But sometimes, though it may defy certain sorts of expectations, Jews excel not because they have higher sports IQs but just because they are better. Take Sandy Koufax, who is covered in this book by Jane Leavy, his biographer. She writes, “He quit at the height of his popularity and success. Each of his 27 wins in 1966, his final season, was a complete game, five of them shutouts. He struck out 317 in 323 innings.” These are incredible statistics, but Koufax does not bring Leavy unalloyed joy. After all, he humiliated her childhood “hero Mickey Mantle in the 1963 World Series.” He did that not because he was smarter or more scientific or because he was more subtle and cunning. He did it just because between his fastball and his curve, he was nearly unhittable.
There is some fine writing in this book. And there are some duds. Economist and ex-President of Harvard Lawrence Summers, when he writes about tennis champ Harold Solomon, manages to make tennis sound about as inviting as his own dismal science. When Mark Singer writes about handball wizard Jimmy Jacobs, he does so from afar, as if he had never seen or been involved in a handball game. The piece about Bobby Fischer by Jonathan Safran Foer (an editor of the book) doesn’t have anything new to say: Yes, Fischer was an incomparable chess player (not that Foer troubles himself to provide examples), and yes, he was an hysterical anti-Semite, as quote upon quote from Fischer amply demonstrates. But does Foer have to say that when Fischer beat opponents “he circumcised them”? This is where sport writing sinks into schlock. There would have been less temptation to write this way about Bobby Fischer if the editors thought to include other Jewish chess greats, of whom there are no lack.
The book provides many avenues into Jewish history, including the tragic side. Deborah Lipstadt’s piece on the massacre of Israeli athletes at the 1972 Munich Olympics is powerful, and the story ongoing. “Along with the relatives of the murdered, Israeli officials continue to petition the IOC [International Olympic Committee]to memorialize the victims. The IOC ritualistically refuses these requests.”
And there is humor. Benny Leonard, the great lightweight champ, proudly identified as a Jew and would tolerate no insult. As told by Franklin Foer,
On a train ride to Chicago, he [Leonard] watched a large, ill-mannered man enter his compartment and menacingly ask, “Is there a Jew in this car?” As the story goes Leonard would have crushed the man, except for the steadying hand of his manager, who assured Benny that the man must be drunk. When the man returned, he repeated his exhortation, only with greater fervor: “Is there a Jew in the car?” Leonard could no longer contain himself and rushed toward him. “Yeah, I’m a Jew, he said. “You wanna make something of it?” To which the man replied, “Thank God, now we have a minyan.”
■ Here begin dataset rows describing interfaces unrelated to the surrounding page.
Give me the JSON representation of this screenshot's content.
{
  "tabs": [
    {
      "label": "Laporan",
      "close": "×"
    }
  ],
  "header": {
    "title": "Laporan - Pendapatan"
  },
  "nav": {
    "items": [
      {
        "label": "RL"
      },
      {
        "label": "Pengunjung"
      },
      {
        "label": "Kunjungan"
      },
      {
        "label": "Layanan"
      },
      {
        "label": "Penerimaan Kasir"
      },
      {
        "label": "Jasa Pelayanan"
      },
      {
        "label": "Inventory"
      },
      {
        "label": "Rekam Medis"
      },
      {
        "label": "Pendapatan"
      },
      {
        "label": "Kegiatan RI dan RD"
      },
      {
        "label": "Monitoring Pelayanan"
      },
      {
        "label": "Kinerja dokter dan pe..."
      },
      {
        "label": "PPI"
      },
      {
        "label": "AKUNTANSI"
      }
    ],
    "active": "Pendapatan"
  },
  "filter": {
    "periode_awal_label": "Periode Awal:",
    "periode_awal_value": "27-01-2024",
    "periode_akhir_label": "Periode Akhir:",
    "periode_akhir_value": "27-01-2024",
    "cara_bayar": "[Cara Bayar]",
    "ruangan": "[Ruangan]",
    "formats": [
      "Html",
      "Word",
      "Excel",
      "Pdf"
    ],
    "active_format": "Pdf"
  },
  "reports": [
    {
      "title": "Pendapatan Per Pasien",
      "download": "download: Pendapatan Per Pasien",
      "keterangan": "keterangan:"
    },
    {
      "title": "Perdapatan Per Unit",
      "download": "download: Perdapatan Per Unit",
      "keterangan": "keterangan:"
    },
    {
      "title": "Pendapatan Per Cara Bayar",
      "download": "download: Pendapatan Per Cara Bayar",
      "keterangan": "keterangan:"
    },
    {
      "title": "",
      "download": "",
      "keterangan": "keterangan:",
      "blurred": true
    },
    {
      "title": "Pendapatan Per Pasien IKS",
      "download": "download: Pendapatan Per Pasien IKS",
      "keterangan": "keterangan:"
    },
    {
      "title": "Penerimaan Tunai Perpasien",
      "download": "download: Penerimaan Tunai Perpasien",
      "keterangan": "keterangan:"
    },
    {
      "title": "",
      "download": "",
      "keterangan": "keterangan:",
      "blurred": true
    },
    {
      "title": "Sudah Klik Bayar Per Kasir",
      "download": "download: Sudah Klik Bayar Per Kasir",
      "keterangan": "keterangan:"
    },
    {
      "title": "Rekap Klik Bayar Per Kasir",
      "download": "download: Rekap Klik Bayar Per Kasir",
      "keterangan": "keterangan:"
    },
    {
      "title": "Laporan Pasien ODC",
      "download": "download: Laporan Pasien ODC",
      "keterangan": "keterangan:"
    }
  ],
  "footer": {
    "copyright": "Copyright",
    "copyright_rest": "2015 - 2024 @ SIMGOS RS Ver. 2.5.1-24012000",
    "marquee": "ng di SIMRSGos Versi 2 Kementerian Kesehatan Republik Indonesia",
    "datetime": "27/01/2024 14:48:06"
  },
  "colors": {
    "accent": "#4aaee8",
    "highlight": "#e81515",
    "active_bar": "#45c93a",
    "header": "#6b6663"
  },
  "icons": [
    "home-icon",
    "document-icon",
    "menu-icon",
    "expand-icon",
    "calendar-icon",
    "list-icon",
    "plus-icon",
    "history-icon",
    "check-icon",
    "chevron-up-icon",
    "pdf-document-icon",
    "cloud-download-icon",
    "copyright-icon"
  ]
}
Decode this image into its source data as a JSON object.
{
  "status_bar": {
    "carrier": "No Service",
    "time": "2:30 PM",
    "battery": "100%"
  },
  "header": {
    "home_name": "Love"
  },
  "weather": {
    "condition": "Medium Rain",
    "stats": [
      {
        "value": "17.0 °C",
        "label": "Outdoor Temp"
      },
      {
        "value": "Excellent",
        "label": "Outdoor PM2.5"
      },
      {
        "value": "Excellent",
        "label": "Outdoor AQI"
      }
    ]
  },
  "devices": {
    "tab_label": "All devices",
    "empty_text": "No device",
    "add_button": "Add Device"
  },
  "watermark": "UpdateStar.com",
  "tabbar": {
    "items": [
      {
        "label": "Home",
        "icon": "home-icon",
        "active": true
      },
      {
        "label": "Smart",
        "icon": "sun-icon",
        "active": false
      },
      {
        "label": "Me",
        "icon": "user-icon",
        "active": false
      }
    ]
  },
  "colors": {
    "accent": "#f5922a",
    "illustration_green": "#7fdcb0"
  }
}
Jewish Jocks, a good read, would have been an even better book if instead of the drawings at the front of each chapter there were photographs. This volume many not cover all the bases of being Jewish, but then again, what does?